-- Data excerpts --
- Opening Delimiter -
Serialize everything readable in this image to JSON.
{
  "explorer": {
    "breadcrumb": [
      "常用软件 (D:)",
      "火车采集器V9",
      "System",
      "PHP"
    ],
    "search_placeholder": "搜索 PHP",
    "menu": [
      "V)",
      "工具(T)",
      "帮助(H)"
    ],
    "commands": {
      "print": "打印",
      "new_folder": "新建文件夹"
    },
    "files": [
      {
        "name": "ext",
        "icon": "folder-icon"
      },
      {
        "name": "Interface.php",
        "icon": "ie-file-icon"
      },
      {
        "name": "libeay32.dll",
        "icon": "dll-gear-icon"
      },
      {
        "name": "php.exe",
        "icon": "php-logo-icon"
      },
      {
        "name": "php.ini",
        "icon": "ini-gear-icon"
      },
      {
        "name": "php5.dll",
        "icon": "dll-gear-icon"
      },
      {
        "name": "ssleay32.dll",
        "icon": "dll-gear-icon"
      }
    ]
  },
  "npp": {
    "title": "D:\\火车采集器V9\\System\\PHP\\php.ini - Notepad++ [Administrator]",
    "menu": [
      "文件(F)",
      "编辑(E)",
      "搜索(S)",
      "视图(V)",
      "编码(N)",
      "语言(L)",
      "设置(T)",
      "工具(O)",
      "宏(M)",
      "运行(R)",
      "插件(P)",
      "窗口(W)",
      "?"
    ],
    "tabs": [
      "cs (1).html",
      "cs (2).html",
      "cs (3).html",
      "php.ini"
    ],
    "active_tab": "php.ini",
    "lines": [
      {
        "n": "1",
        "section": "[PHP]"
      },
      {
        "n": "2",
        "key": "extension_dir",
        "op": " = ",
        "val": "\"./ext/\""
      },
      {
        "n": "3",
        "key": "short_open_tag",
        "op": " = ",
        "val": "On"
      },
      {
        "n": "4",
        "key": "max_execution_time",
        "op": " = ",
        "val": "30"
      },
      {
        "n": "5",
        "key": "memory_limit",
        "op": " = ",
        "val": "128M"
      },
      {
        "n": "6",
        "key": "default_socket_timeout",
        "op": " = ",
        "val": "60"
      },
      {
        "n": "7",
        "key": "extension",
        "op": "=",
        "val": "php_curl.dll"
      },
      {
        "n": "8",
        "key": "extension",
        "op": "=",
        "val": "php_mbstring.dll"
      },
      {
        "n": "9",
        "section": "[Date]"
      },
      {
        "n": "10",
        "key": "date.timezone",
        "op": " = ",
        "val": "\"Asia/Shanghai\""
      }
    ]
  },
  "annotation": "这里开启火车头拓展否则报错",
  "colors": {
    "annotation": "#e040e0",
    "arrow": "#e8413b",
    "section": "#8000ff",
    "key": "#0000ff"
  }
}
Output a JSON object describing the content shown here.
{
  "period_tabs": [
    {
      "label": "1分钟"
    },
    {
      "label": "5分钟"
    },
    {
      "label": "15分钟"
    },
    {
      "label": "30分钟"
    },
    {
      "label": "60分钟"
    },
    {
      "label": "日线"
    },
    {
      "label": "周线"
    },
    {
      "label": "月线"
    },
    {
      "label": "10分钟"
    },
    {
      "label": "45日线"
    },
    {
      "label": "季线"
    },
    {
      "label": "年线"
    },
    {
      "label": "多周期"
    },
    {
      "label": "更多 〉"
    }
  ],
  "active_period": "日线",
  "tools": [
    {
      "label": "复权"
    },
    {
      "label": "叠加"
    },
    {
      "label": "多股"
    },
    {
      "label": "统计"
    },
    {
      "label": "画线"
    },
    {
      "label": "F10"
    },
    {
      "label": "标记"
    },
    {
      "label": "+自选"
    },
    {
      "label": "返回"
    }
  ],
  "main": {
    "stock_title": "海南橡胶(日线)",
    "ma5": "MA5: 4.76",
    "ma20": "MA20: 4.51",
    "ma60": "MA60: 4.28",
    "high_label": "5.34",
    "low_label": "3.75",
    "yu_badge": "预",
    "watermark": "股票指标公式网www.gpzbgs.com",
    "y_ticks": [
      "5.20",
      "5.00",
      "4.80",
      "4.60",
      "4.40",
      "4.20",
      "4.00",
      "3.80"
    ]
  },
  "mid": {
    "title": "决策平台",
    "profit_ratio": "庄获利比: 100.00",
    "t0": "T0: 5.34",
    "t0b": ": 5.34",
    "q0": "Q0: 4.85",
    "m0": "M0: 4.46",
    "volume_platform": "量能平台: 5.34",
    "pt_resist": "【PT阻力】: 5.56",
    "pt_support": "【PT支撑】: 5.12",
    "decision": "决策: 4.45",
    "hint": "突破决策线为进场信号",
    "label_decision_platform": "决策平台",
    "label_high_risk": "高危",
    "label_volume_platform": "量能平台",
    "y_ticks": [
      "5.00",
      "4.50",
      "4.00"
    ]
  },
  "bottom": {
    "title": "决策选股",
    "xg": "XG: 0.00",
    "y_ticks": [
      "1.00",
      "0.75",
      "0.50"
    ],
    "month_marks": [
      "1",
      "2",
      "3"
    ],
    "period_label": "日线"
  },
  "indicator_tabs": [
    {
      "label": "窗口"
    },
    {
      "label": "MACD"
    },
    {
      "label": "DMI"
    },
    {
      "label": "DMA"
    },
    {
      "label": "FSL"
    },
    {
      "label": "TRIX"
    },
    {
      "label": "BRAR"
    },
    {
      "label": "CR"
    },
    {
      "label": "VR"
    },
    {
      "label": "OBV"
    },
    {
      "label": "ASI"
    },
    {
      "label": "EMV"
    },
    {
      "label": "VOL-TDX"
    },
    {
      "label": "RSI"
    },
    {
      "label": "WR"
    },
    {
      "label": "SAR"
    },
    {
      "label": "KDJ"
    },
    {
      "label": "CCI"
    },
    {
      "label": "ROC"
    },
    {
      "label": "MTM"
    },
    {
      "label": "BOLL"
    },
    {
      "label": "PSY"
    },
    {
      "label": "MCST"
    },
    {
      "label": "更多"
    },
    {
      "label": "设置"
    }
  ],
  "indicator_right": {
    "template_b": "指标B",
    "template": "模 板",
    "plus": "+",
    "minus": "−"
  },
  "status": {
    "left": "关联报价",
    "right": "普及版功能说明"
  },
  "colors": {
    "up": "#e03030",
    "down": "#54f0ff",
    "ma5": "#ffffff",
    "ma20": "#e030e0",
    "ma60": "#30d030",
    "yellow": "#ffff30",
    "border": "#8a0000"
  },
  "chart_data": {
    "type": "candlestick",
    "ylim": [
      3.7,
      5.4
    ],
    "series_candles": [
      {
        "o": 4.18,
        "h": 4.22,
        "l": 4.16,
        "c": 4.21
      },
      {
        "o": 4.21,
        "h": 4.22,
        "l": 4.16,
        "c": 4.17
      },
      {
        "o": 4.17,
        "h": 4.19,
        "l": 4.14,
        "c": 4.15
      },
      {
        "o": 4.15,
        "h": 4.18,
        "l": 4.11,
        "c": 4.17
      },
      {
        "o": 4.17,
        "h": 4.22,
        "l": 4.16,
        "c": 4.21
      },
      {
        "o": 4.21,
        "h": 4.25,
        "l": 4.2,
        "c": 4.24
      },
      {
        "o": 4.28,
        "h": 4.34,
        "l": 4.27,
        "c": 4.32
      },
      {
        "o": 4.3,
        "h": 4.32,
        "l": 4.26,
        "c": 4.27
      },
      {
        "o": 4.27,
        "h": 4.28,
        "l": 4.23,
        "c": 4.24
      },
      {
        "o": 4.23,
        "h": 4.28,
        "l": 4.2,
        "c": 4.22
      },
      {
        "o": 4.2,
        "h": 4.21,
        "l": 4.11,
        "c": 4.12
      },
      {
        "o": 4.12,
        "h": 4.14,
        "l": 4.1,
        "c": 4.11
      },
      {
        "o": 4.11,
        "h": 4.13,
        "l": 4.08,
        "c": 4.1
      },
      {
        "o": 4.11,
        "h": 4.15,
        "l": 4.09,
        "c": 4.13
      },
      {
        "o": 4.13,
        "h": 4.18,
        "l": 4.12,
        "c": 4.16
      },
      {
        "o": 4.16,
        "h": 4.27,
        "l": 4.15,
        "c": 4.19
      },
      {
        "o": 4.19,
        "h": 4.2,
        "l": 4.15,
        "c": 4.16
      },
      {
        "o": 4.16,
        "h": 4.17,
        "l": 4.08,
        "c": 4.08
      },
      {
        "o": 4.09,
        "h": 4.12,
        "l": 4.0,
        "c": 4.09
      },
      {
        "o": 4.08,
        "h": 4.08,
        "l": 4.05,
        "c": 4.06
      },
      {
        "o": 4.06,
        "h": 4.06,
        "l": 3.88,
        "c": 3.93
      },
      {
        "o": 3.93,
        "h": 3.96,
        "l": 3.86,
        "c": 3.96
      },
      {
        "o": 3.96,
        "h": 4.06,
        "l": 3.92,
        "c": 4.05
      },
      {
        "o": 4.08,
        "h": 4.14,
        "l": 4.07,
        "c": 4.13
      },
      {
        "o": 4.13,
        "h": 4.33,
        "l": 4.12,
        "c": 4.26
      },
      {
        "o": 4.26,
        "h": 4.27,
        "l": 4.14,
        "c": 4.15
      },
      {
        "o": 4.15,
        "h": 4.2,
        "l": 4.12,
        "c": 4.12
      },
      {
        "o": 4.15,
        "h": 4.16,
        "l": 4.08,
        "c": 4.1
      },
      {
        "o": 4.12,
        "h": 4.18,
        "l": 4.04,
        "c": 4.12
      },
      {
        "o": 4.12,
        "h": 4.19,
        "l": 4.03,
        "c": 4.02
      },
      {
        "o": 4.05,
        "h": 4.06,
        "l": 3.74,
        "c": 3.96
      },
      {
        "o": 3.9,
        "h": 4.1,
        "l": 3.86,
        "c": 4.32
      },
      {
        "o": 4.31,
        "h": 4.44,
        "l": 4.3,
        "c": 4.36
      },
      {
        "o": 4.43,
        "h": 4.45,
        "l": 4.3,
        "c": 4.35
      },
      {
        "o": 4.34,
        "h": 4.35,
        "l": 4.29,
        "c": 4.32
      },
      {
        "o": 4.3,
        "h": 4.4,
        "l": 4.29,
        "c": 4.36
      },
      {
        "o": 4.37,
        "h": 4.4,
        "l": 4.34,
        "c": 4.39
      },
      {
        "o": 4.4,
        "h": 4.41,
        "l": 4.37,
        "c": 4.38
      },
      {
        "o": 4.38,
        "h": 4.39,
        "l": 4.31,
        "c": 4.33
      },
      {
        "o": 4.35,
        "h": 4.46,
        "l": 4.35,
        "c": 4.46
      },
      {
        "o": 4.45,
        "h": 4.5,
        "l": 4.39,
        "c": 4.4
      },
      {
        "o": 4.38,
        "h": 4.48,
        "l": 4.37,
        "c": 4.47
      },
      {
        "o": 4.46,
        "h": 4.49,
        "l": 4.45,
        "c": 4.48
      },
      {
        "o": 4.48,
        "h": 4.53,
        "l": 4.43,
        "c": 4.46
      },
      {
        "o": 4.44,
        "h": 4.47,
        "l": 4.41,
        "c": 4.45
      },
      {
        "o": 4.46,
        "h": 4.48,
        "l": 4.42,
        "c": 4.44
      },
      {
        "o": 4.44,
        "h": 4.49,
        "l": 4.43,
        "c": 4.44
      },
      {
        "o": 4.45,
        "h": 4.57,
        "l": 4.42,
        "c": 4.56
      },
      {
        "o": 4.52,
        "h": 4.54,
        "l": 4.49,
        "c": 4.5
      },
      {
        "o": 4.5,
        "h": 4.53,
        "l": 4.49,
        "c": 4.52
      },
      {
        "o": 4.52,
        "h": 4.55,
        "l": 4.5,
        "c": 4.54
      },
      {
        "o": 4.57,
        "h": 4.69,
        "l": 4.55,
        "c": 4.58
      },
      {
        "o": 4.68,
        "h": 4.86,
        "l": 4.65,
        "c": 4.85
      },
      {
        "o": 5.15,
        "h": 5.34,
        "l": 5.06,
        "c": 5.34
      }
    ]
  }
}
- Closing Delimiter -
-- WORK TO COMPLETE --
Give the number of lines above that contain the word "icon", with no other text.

-- SOLUTION TO THE PROBLEM --
7